Nobody really tells you that the tanks are there, since most people either don’t find them particularly spectacular or haven’t been to the nature preserve. You hear about them when you acquire a boyfriend who lives next to them; he shows them to you because you both like infrastructure. (From his apartment we listened together to trains whistling, the coastal fog horn, and airplanes headed to and from the little airport next to the university.) We found out about a historic gas station down the road, built as a showcase by one of the oil companies in the 1920s, now picturesquely defunct and a favorite of everybody in town with a fancy camera. On a few Saturdays we took long driving trips to visit other oil fields — he’d tell me we were going on an adventure, and a couple hours later I’d look out to see more oil pumps than I’d ever seen in one place before.
The native Chumash people used the natural tar on the beaches here to caulk their canoes, and the tar still comes up and caulks the bottoms of your feet if you’re not careful while walking on the sand.
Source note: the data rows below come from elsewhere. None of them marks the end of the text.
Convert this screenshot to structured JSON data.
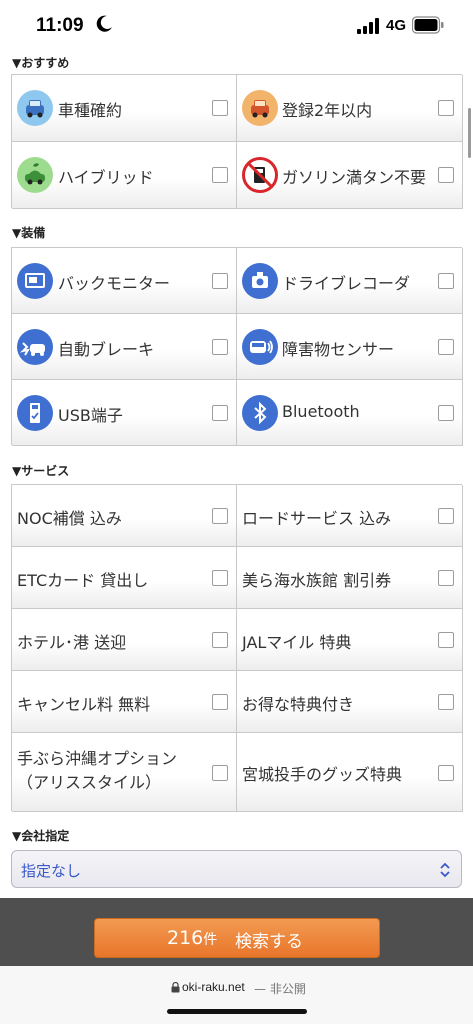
{
  "status_bar": {
    "time": "11:09",
    "network": "4G"
  },
  "sections": {
    "recommended": {
      "title": "▼おすすめ",
      "items": [
        {
          "label": "車種確約",
          "icon": "car-icon",
          "checked": false
        },
        {
          "label": "登録2年以内",
          "icon": "new-car-icon",
          "checked": false
        },
        {
          "label": "ハイブリッド",
          "icon": "hybrid-car-icon",
          "checked": false
        },
        {
          "label": "ガソリン満タン不要",
          "icon": "no-refuel-icon",
          "checked": false
        }
      ]
    },
    "equipment": {
      "title": "▼装備",
      "items": [
        {
          "label": "バックモニター",
          "icon": "back-monitor-icon",
          "checked": false
        },
        {
          "label": "ドライブレコーダ",
          "icon": "drive-recorder-icon",
          "checked": false
        },
        {
          "label": "自動ブレーキ",
          "icon": "auto-brake-icon",
          "checked": false
        },
        {
          "label": "障害物センサー",
          "icon": "obstacle-sensor-icon",
          "checked": false
        },
        {
          "label": "USB端子",
          "icon": "usb-icon",
          "checked": false
        },
        {
          "label": "Bluetooth",
          "icon": "bluetooth-icon",
          "checked": false
        }
      ]
    },
    "services": {
      "title": "▼サービス",
      "items": [
        {
          "label": "NOC補償 込み",
          "checked": false
        },
        {
          "label": "ロードサービス 込み",
          "checked": false
        },
        {
          "label": "ETCカード 貸出し",
          "checked": false
        },
        {
          "label": "美ら海水族館 割引券",
          "checked": false
        },
        {
          "label": "ホテル･港 送迎",
          "checked": false
        },
        {
          "label": "JALマイル 特典",
          "checked": false
        },
        {
          "label": "キャンセル料 無料",
          "checked": false
        },
        {
          "label": "お得な特典付き",
          "checked": false
        },
        {
          "label": "手ぶら沖縄オプション（アリススタイル）",
          "checked": false
        },
        {
          "label": "宮城投手のグッズ特典",
          "checked": false
        }
      ]
    },
    "company": {
      "title": "▼会社指定",
      "selected": "指定なし"
    }
  },
  "search": {
    "count": "216",
    "unit": "件",
    "label": "検索する"
  },
  "browser": {
    "url": "oki-raku.net",
    "separator": "— 非公開"
  },
  "colors": {
    "accent_orange": "#e8762a",
    "icon_blue": "#3f6fd0",
    "select_text": "#3a58c9"
  }
}
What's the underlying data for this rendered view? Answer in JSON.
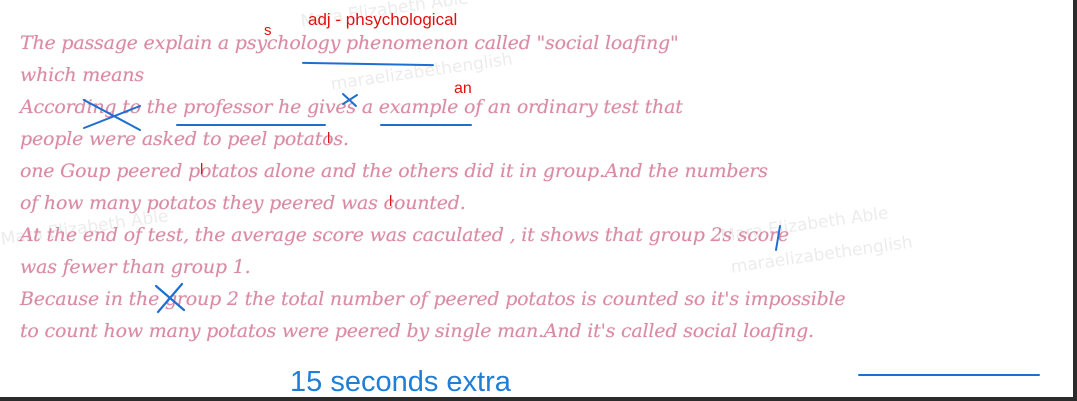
{
  "essay": {
    "lines": [
      "The passage explain a psychology phenomenon called \"social loafing\"",
      "which means",
      "According to the professor he gives a example of an ordinary test that",
      "people were asked to peel potatos.",
      "one Goup  peered potatos alone and the others did it in group.And the numbers",
      "of how many potatos they peered was counted.",
      "At the end of test, the average score was caculated , it shows that group 2s score",
      "was fewer than group 1.",
      "Because in the group 2 the total number of peered potatos is counted so it's impossible",
      "to count how many potatos were peered by single man.And it's called social loafing."
    ]
  },
  "corrections": {
    "plural_s": "s",
    "adj_note": "adj - phsychological",
    "article_an": "an",
    "l_mark_1": "l",
    "l_mark_2": "l",
    "l_mark_3": "l"
  },
  "watermark": {
    "text_1": "Mara Elizabeth Able",
    "text_2": "maraelizabethenglish"
  },
  "footer": {
    "note": "15 seconds extra"
  },
  "colors": {
    "essay_text": "#d98aa4",
    "correction_red": "#e01010",
    "annotation_blue": "#1e6fd1",
    "footer_blue": "#1f7fd6"
  }
}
There was even an asphalt mine for a couple years in the late 1800s where the Art Department building is now; there are a few surprising pictures of very grimy-looking men hauling things around the campus lagoon.
I’ve read that the oil company’s lease on this nature preserve land ends in 2016 and the university doesn’t plan to let them renew it, which makes sense, but I like living in a place where its history is so close to the surface. By looking you can find clues that this land was once a slough, then ranches, then explored for oil, then a small WWII marine base, then a university nature preserve. It’s not heavily developed enough yet to obscure the origins of the place, unlike where I grew up in LA — where old underground oil developments sometimes come back to bite people in the form of gas explosions, and where the remaining active oil wells are carefully hidden.
thursday, february 03, 2011
I like learning geometry and topology terms that make you notice and describe patterns out in the wild:
The wires hanging between those pylons form catenary curves, which describe what happens when you hang an ideal string between two points. The word is also used for catenary wires (which power trains).
These shiny light shapes are caustics generated by a spotlight shining on a curved piece of plastic (Untitled, 1967, Giovanni Anselmo, Museum of Modern Art). You can see a typical caustic by taking a mug of tea into the sunlight and looking at the curvy, pointy light on the tea surface. This is also what you call the light patterns in the shadow of a glass and wavering at the bottom of a pool.
These wiggly lines are a reaction-diffusion system of air bubbles between two panes of glass in a layered piece of art by Dustin Yellin. This type of wiggly pattern also happens in places like bird feathers, rabbitfish scales, and shriveled paint.
Angle of repose
The dirt in this pile is showing off its angle of repose: the slope that a pile of granules forms when it is “at rest”. You can watch for the angle of repose when you shovel snow and throw it in a pile, or when you build sandcastles, depending on where you happen to live right now.
Non-geometry-related things to find and name: bollards, wall ties, ghost signs, perforated screen walls, former Fotomats, benchmarks (find some near you), manicules, telephone exchange buildings, skeuomorphs in general. And obsolete technologies that are still in use or still visible: sidewalk prisms, Quonset huts, civil defense air sirens, glass insulators, old-style phone numbers.